Washington Ecology Director Says Region 'Falling Short' On Oil Spill Response

Friday’s oil train derailment and fire comes as Washington state prepares to put new oil shipment safety rules into effect. In fact, the derailment in the Columbia Gorge happened just as the first public hearing on those rules was wrapping up in Vancouver, Washington.

Washington Department of Ecology Director Maia Bellon said despite the new rules, a quick response anywhere in the state requires money.

“We’re doing trainings, we’re doing drill responses. But quite frankly I am a little worried about the budget to do that,” Bellon said. “We’re already falling short because of a lot of the funds that come in to pay for the oil spill program and the response program at the Department of Ecology is based on the value of a barrel of oil which is very low right now.”

Oil spill funding in Washington comes from a tax on oil.

The new oil train safety rules will require railroads to have state-approved oil spill contingency plans. They also require advance notice of oil trains to local emergency responders.

Bellon spoke with Austin Jenkins on TVW’s “Inside Olympia” program.
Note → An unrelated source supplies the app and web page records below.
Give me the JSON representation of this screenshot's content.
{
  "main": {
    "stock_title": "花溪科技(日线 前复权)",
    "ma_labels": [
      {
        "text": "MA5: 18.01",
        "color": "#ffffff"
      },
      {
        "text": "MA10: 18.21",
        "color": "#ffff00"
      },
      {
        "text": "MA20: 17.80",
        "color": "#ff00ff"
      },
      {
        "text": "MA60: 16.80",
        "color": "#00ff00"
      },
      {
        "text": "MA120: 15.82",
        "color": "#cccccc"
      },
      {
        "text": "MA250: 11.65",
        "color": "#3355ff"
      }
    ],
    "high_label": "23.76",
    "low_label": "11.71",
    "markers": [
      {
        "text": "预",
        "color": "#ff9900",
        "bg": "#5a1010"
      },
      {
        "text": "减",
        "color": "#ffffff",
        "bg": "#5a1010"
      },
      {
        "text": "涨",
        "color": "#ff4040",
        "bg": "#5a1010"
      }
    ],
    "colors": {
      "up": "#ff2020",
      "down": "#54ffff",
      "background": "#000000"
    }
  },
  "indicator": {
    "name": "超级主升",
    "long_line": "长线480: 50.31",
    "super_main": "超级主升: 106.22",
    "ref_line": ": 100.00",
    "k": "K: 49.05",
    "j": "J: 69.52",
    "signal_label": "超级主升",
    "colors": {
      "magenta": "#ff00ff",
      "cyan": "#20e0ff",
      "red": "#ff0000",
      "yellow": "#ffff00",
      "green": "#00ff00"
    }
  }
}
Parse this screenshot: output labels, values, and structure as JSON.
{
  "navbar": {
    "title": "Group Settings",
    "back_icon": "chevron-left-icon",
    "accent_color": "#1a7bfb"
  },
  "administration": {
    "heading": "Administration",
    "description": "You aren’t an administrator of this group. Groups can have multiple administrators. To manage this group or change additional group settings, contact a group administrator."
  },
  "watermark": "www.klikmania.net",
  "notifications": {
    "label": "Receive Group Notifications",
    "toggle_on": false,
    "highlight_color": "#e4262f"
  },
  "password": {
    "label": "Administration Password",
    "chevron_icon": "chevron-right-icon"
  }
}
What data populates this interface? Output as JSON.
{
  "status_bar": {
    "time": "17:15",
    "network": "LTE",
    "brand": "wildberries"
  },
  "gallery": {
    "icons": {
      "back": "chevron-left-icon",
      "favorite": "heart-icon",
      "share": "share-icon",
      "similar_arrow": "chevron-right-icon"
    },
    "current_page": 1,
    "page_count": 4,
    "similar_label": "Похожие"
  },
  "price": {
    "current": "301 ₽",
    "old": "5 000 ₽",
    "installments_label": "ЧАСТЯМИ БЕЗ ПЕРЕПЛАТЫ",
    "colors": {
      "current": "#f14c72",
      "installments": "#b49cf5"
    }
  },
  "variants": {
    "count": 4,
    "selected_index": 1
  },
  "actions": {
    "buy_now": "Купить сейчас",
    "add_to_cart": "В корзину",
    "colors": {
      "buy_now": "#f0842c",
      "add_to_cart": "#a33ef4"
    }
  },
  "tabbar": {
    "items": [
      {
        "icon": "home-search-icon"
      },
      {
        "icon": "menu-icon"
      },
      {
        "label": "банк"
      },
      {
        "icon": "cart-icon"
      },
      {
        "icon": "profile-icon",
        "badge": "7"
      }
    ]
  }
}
A closer look at the oil containment boom placed inside Rock Creek by the Washington Department of Ecology.
/ Washington Department of Ecology
A closer look at the oil containment boom placed inside Rock Creek by the Washington Department of Ecology.

Copyright 2016 Northwest News Network